◆ **What you are asked to do**
Find each line of the material below in which the word "name" occurs, and return it.

◆ **Exercise input**
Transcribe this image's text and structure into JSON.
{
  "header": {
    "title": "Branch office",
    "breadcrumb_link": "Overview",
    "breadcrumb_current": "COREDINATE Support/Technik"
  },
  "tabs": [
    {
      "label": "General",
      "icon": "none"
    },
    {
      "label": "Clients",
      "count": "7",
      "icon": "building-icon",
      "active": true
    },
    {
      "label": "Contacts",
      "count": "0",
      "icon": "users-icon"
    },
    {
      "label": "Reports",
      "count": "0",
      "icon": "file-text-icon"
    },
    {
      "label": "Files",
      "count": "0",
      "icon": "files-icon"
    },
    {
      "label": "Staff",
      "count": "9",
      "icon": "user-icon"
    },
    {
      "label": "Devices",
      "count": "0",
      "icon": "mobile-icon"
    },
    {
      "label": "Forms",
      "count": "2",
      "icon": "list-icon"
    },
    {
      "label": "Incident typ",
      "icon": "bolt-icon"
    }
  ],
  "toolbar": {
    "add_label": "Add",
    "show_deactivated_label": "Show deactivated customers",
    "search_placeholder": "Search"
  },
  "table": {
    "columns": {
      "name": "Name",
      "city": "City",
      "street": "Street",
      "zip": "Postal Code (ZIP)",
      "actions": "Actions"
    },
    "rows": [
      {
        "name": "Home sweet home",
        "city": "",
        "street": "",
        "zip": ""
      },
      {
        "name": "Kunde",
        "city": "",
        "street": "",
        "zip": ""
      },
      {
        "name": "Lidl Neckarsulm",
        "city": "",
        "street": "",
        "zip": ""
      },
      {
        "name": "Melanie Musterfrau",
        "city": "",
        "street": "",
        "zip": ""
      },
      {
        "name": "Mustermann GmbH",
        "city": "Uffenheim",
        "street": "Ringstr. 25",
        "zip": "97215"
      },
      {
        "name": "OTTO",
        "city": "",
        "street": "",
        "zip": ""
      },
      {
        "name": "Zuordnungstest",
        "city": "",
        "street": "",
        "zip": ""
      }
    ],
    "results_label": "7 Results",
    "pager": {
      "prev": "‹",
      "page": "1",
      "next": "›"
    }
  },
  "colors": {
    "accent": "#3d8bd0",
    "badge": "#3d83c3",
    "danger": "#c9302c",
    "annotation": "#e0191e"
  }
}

◆ **Completed task**
      "name": "Name",
        "name": "Home sweet home",
        "name": "Kunde",
        "name": "Lidl Neckarsulm",
        "name": "Melanie Musterfrau",
        "name": "Mustermann GmbH",
        "name": "OTTO",
        "name": "Zuordnungstest",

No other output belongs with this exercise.